Although de la Torre sent out the e-mail to youth center supporters, he said donations would not go through the nonprofit; they would go directly to Olmedo and therefore would not be tax deductible. De la Torre said the youth center plans to make its own donation.
“We want to make sure that the funding goes directly to him and that donors have an opportunity to make sure that none of the donations will be used for any other programs or administration,” de la Torre said.
De la Torre, who was outreach specialist at Santa Monica High when Olmedo was a student, said he sees Olmedo’s goal of becoming a firefighter as an extension of Olmedo’s commitment to his children, who currently attend Santa Monica-Malibu Unified schools.
“[De la Torre] was a helping hand while I was at Santa Monica High,” said Olmedo, who also spent time volunteering in PYFC’s music program. "Because of people like Oscar and organizations like PYFC, people like myself are still able to have hope and hold on to their dreams.

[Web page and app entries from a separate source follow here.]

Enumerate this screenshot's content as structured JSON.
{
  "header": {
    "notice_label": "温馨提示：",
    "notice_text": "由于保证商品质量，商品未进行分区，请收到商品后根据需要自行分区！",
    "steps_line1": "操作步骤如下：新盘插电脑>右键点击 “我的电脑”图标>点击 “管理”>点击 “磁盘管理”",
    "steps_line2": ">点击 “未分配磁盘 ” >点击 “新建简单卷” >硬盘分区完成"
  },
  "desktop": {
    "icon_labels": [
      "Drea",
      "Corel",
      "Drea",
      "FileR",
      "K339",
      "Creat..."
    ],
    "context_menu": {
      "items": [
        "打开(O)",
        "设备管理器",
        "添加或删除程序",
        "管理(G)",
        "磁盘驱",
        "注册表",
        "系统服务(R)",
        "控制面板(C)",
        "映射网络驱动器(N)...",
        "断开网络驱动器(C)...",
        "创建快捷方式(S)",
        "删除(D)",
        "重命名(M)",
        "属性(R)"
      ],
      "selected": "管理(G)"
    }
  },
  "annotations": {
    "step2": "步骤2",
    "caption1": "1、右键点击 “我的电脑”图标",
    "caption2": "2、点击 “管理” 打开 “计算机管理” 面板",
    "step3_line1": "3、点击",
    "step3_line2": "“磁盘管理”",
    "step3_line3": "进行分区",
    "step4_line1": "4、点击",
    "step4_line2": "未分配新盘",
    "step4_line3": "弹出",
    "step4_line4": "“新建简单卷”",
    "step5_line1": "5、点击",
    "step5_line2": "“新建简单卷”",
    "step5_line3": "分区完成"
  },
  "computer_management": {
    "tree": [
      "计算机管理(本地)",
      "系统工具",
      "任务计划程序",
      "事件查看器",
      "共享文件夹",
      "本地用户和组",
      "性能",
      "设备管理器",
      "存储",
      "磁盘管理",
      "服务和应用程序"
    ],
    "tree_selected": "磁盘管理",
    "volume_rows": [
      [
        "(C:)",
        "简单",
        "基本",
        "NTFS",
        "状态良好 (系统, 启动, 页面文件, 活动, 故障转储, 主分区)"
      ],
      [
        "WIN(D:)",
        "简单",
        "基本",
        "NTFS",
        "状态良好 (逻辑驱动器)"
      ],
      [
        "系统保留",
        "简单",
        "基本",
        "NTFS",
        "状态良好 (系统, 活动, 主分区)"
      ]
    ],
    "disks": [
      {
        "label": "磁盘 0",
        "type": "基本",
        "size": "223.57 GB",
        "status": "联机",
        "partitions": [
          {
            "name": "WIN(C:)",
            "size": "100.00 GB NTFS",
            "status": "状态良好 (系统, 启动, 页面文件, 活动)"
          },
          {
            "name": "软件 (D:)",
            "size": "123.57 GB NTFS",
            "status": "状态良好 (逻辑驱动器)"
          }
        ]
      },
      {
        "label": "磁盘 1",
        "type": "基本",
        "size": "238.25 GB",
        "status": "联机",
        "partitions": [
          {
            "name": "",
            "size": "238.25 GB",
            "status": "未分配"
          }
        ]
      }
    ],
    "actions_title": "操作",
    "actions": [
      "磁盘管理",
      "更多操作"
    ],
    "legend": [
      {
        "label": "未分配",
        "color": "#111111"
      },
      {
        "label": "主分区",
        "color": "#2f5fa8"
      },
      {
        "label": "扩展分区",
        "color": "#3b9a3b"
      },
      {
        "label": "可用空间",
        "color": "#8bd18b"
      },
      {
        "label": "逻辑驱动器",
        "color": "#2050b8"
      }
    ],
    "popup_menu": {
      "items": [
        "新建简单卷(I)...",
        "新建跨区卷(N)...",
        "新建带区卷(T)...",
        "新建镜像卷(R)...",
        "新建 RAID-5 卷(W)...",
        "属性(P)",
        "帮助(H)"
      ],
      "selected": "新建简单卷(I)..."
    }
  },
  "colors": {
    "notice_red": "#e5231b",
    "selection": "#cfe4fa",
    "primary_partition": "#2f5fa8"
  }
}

It means a
Olmedo said the opportunity to help others was part of what attracted him to firefighting.
“It would definitely be a dream to come back and work for Santa Monica [Fire Department].”